Computer Security Guidelines for College Students - Chicago Black Car Service
post-template-default,single,single-post,postid-12793,single-format-standard,theme-bridge,woocommerce-no-js,ajax_fade,page_not_loaded,,qode_grid_1300,footer_responsive_adv,hide_top_bar_on_mobile_header,qode-content-sidebar-responsive,columns-4,qode-child-theme-ver-1.0.0,qode-theme-ver-17.2,qode-theme-bridge,qode_header_in_grid,wpb-js-composer js-comp-ver-5.6,vc_responsive

Computer Security Guidelines for College Students

Computer Security Guidelines for College Students

In the last ten years, teens and young adults have always been those two groups that are most likely to utilize the internet. Research has revealed an average of 95% teens are connected to a smartphone as well as 45% who say they’re connected ‘almost always’.

With the increased presence and tech that the internet can provide security is becoming more crucial now more than ever. Keeping your networks, systems and programs protected from digital attacks is now a major matter of concern, specifically for college students.

Wherever you’re studying in the world, a laptop is vital for completing assignments, studying material and even taking classes! Without having a laptop, you’ll be impossible to complete your duties as a student. Therefore, it’s essential to keep your laptop and its contents secure and protected.

While campus safety is often a major concern for most parents, many parents also be worried about their safety on the internet.

Well… it’s Computer Security Day, so we’ve put together a list of ways to protect your laptop and financial accounts safe from hackers and thieves!

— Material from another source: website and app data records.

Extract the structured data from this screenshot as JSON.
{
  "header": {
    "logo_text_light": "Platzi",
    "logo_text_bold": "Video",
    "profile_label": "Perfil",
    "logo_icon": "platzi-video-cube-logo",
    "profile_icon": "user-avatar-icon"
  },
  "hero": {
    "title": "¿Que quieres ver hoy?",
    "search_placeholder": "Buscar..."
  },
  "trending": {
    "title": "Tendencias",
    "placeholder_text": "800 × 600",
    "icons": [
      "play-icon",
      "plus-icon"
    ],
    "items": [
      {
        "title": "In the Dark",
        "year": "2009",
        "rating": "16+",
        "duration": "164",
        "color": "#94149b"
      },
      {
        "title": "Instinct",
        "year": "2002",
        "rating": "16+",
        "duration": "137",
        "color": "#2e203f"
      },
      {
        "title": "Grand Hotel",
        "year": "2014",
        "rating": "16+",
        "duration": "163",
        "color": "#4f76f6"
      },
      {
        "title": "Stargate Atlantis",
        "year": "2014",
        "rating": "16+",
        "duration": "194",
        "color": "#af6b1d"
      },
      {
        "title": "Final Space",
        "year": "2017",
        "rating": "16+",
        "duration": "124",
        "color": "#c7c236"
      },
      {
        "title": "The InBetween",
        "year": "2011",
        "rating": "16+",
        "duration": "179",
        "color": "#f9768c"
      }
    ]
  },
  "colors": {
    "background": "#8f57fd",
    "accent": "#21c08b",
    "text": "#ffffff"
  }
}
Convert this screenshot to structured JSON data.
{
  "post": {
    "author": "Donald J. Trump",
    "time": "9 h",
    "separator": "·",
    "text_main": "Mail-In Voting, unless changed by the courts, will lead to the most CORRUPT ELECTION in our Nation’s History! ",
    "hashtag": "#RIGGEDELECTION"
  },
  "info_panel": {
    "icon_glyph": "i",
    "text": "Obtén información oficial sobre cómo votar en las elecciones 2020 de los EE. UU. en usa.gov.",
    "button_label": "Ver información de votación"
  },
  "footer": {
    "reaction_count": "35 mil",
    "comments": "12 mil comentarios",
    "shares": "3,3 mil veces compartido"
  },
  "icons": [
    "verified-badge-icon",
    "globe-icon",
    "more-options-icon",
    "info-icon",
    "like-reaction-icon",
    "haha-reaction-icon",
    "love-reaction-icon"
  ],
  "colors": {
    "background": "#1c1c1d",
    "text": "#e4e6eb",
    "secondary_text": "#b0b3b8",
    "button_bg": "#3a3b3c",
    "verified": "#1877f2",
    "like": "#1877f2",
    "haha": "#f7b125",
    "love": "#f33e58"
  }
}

1. Use a firewallor antivirus and antispyware programs

Many colleges will install the security software for free in particular because some campuses have just one or two wifi networks for the whole campus, making it easier for hackers and hackers to access your personal details and allow the hackers to connect to hundreds of users via just one breach.Read about At website

2. Do not click on any suspicious links or attachments included in emails or messages

If you receive an email or message from someone else you don’t have contact with (or perhaps someone you know) that includes links or attachments that appear like they’re from a spammer… make sure you don’t open them! You must delete the email immediately and clean your trash bin. There is a chance that these viruses could infect your home.

3. Make an investment in a credit card

This might sound like a lot of fun… considering that I’m sure you’ve heard about the dangers that credit cards with debts can create if they’re not paid off properly, but shopping online using a credit/debit card is much more secure that using a debit. Your debit account is linked up to your bank account. That means should someone get your debit account information the bank will have immediate access to all of the cash in your account. You should be sure to examine the credit card statement regularly and notify your bank immediately if you experience any suspicious behavior. If you end up getting the credit card you want, maintain your monthly installments to ensure you don’t pay high fees for late payments.

4. Make backups of your files

It is highly recommended to invest in an external hard drive that you can carry around, especially during finals season. There’s nothing more devastating than losing months of hard-earned effort in the event of a security breach. Things happen, so you must be prepared for everything. Even if you’re not hacking, you may spill coffee onto your laptop and ruin everything. Better to be safe instead of sorry!

5. Lock your dorm room

Never leave your dorm room unlocked! Your laptop is not the only thing stored there, but as well are your personal belongings (and your roommate’s if you own one). Be cautious about who you grant access to your room as well. Although someone might appear friendly, it’s best to make sure that nobody gets access to your room without your presence. Also, do not store the laptop inside your vehicle, as it could easily be stolen and damaged.

6. Clean old devices

If you purchase a brand new smartphone or laptop while on campus, make sure to wipe your old one completely clean prior to reselling. Sometimes, it can be difficult when you do it correctly therefore, make sure to comply with the instructions provided online or take your device to a local library or store for extra support.

7. Secure passwords are essential and keep it interesting

When creating passwords for your accounts, choose one that is comprised of capital letters and unique characters. Avoid using things like “password” or “123456′. Be sure to make different versions of your password for different accounts. By using the identical password for all accounts you may risk the security of every account.

8. Be smart on social media

Although social media is an excellent medium to inform your friends and family members on the latest happenings within your world, it’s definitely essential to observe who’s following your account. Based on your followers it’s a good idea to monitor what you share through social media. If you’ve got thousands of followers, take care when posting the location of your home, etc. because this could give people a heads up that you are out of town and your things back at home are unattended. We advise you to go private and monitoring your followers to ensure your pictures as well as information are secure.

9. Enable two-factor authentication

Most email service providers now offer this feature to protect accounts. This may sound unnecessary however, it will increase the strength of your password and guards you against being compromised. It is possible to set this up via your mobile device or with an application.

10. Don’t give out your passwords

Passwords have a purpose and are intended to be private and are intended for you to keep private. Be careful when sharing your password, as divulging confidential data gives them complete access to your accounts. Sharing Netflix is considerate But if your Netflix password for Netflix is your password for everything… perhaps it’s best to keep it private.

No Comments

Post A Comment